| Task objective |
Find each line of the entries with the string "external", please, and copy it.
┌──
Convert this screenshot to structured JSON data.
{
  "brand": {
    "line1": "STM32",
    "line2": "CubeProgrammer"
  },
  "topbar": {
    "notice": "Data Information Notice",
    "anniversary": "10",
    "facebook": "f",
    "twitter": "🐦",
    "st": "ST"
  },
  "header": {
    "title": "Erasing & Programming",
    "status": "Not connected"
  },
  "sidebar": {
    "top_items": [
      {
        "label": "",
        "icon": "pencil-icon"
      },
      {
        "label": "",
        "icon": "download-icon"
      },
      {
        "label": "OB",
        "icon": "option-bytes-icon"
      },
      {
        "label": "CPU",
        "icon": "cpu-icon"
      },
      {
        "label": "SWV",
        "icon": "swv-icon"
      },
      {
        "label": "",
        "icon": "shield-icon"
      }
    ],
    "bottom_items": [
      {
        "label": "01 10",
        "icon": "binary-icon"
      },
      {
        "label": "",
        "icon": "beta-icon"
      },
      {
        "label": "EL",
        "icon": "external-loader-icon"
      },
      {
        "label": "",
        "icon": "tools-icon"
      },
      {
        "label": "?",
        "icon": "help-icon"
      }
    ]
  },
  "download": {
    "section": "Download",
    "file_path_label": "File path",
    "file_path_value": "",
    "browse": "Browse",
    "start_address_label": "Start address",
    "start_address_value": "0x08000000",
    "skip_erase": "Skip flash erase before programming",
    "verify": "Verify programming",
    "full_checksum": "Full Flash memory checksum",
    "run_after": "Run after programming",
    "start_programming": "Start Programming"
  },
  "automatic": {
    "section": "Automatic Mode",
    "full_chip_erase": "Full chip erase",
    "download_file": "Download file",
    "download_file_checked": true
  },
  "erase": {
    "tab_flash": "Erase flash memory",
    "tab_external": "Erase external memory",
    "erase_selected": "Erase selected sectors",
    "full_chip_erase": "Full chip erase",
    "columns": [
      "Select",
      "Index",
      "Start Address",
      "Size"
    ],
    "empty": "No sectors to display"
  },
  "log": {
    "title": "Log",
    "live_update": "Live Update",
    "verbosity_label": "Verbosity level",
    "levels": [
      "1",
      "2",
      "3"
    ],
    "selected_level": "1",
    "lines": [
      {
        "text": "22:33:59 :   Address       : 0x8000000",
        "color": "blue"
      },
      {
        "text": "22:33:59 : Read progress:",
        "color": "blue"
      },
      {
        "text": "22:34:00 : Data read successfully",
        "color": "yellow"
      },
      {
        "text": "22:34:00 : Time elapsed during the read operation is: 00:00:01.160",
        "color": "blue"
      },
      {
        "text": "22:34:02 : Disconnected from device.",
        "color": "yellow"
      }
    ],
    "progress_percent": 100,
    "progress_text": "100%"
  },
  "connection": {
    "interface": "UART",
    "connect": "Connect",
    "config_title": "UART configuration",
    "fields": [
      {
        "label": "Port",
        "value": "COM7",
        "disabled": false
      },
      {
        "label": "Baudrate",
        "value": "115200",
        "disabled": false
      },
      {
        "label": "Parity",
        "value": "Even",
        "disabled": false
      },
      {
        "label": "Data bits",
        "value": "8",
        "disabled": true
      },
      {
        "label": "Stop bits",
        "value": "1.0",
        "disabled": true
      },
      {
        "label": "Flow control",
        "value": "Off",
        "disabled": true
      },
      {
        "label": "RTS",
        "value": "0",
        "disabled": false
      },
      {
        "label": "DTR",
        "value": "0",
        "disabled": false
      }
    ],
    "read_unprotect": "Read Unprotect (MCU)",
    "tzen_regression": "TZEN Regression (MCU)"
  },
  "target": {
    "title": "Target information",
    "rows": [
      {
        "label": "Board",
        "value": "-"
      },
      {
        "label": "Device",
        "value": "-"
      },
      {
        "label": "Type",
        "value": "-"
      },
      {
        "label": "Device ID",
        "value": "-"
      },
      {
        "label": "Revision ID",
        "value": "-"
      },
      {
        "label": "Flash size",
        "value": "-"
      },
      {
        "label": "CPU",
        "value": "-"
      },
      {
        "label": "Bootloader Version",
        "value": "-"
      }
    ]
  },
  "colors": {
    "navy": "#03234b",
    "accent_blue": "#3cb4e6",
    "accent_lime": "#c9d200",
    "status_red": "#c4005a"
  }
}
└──
| Result of this exercise |
        "icon": "external-loader-icon"
    "tab_external": "Erase external memory",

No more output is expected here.